Category Archives: Perennials

Perennial thicket bean update

A hardy perennial bean has been a wish amongst permaculturists for some years, and one of the most interesting species is Phaseolus polystachios. Jonathan Bates of Paradise Lot fame (with Eric Toensmeier) kindly sent me seed last year. The 2-3 plants sadly all died. This year one of my remaining seed germinated and the resultant plant has grown well, kept indoors all summer.. It is now in full flower in the living room, but has been invaded by aphids. Is it self-fertile?
See my earlier blog post here

Jack-go-to-bed-by-noon/Chorogi/Madeira vine tuber harvest
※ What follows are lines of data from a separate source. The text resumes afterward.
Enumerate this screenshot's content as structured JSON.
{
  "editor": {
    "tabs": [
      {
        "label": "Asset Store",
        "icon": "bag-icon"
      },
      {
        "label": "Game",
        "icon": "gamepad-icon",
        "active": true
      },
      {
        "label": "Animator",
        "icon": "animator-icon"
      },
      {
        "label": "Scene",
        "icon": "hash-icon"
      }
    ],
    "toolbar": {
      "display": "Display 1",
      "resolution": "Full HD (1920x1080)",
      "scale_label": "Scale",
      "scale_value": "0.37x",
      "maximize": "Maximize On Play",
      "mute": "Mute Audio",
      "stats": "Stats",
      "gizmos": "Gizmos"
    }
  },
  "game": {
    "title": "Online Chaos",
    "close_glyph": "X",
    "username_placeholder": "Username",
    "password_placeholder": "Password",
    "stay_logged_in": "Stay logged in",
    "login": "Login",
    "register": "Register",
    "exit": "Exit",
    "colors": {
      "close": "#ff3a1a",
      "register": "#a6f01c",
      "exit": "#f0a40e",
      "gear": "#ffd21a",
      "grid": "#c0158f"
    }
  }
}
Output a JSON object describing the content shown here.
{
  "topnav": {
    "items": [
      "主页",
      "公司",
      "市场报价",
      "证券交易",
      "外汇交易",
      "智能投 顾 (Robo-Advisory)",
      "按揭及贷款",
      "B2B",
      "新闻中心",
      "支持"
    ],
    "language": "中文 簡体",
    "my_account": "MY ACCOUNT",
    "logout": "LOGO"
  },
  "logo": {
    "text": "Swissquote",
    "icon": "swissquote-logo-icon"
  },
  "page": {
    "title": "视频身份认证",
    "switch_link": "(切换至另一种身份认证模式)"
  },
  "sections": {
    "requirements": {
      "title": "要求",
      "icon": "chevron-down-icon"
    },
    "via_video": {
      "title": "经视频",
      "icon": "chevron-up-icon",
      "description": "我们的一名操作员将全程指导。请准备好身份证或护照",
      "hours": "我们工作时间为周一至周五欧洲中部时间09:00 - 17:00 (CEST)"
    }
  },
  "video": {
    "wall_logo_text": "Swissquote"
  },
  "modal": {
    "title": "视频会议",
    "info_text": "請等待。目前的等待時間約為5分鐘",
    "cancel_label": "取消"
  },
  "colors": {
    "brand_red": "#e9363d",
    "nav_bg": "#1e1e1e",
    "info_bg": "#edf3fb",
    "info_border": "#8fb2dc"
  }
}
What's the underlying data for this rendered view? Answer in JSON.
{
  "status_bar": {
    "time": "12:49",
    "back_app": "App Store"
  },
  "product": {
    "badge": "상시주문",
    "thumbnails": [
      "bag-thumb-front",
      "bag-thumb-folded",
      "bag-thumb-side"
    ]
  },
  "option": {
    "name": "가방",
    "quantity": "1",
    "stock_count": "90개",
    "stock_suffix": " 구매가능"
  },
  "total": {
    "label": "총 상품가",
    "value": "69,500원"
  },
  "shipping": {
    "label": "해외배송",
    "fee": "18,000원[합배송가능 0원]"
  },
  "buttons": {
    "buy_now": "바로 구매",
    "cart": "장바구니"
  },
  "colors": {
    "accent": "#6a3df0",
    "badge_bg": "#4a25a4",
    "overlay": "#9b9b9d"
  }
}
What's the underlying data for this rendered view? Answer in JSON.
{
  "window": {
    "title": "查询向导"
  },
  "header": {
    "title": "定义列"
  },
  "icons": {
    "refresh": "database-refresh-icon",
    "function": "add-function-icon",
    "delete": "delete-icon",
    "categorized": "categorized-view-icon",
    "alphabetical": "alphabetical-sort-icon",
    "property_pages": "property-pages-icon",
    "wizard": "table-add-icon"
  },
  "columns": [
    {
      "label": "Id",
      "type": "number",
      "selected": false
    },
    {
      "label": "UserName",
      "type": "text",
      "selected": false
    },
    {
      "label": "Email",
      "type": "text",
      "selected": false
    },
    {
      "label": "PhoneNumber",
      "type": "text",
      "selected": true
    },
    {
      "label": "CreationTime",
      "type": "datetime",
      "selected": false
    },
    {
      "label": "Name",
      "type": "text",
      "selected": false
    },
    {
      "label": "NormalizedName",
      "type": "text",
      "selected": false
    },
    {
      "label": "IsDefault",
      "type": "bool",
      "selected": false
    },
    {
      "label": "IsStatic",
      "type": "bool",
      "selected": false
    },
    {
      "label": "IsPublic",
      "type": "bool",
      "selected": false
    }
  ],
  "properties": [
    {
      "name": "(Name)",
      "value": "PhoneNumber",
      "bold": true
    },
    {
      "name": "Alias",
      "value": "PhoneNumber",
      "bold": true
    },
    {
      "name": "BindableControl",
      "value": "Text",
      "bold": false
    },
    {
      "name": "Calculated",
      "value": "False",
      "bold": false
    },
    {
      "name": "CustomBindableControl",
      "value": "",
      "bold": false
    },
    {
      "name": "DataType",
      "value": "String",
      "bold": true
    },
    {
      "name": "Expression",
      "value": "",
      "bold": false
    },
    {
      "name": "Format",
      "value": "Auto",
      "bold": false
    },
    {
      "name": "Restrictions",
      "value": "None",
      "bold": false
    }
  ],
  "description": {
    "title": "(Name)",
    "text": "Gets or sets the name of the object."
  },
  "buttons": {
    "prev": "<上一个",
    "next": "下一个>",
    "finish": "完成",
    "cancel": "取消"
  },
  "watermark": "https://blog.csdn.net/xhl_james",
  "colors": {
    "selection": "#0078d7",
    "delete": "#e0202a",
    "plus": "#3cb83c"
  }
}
Harvested roots of Jack-go-to-bed-by-noon (Tragopogon pratensis), an introduced weed in my garden. It is related to salsify and scorzonera – I eat the roots and force a few for early spring greens; Madeira vine is in the Basellaceae and isn’t everybody’s cup-of-tea as they are rather mucilaginous – they can also be forced in winter for the equally mucilaginous greens! I LIKE THEM, but always mixed with other veg. Finally, I harvested my long neglected chorogi which were surprisingly good yielding despite the fact that they were completely overgrown by weeds..
All are now stored in the cellar.

Jack-go-to-bed-by-noon (Tragopogon pratensis) / geitskjegg
Anredera cordifolia (Madeira vine)
Chorogi or chinese artichoke (Stachys affinis)


Garden pictures 24th-25th September 2016

A collection of pictures from last weekend in the garden!


The Youngs of Aberdeen

On my way up north from Edinburgh by train I stopped off to visit Scottish Rockers ( Scottish Rock Garden Forum luminaries) Ian and Maggi Young’s wonderfully diverse garden in Aberdeen. Ian was actually the first person to review my book and I blogged about the review and Ian’s labour of love since 2003, his weekly Bulb Log here:
Maggi is the intrepid commander-in-chief of the Scottish Rock Garden Forum and other FB fora for many years, a forum I used to follow daily until FB took over as there’s an enormous amount of information and knowledge there, and perhaps 30% or so of ornamentals are edible!
Ian kindly volunteered to pick me up at the station and I spent a pleasant hour or two looking through their paradise. Although it wasn’t the best time of year to see the garden there were still a number of plants in flower and it was good to also meet Allium wallichii here too (see my blog about the Edinburgh botanics)…and this week’s Bulb Log from Ian features a great shot of this plant on the front page:
Now to plan a spring visit!

Weekend garden pictures 3rd – 4th September 2016



Weekend garden pictures

A diverse selection of pictures from last weekend in the Edible Garden :)

Most northerly overwintered edible Gunnera?

I was surprised to see two Gunneras (both tinctoria/chilensis and manicata) outside at the Ringve Botanical Gardens in Trondheim at the weekend.  Reidun Mork​ told me that they had used the same overwintering technique as they used at the Copenhagen Botanical Gardens, where she used to work. I knew exactly what she meant as I’d taking a picture in Copenhagen of this in early May (second picture). I’ve never seen overwintered Gunnera so far north before. Gunnera tinctoria is one of the 80 in my book and has special significance locally as the genus was named after Trondheim Bishop Gunnerus (by Linnaeus).
I must have a go at overwintering my pot grown specimen…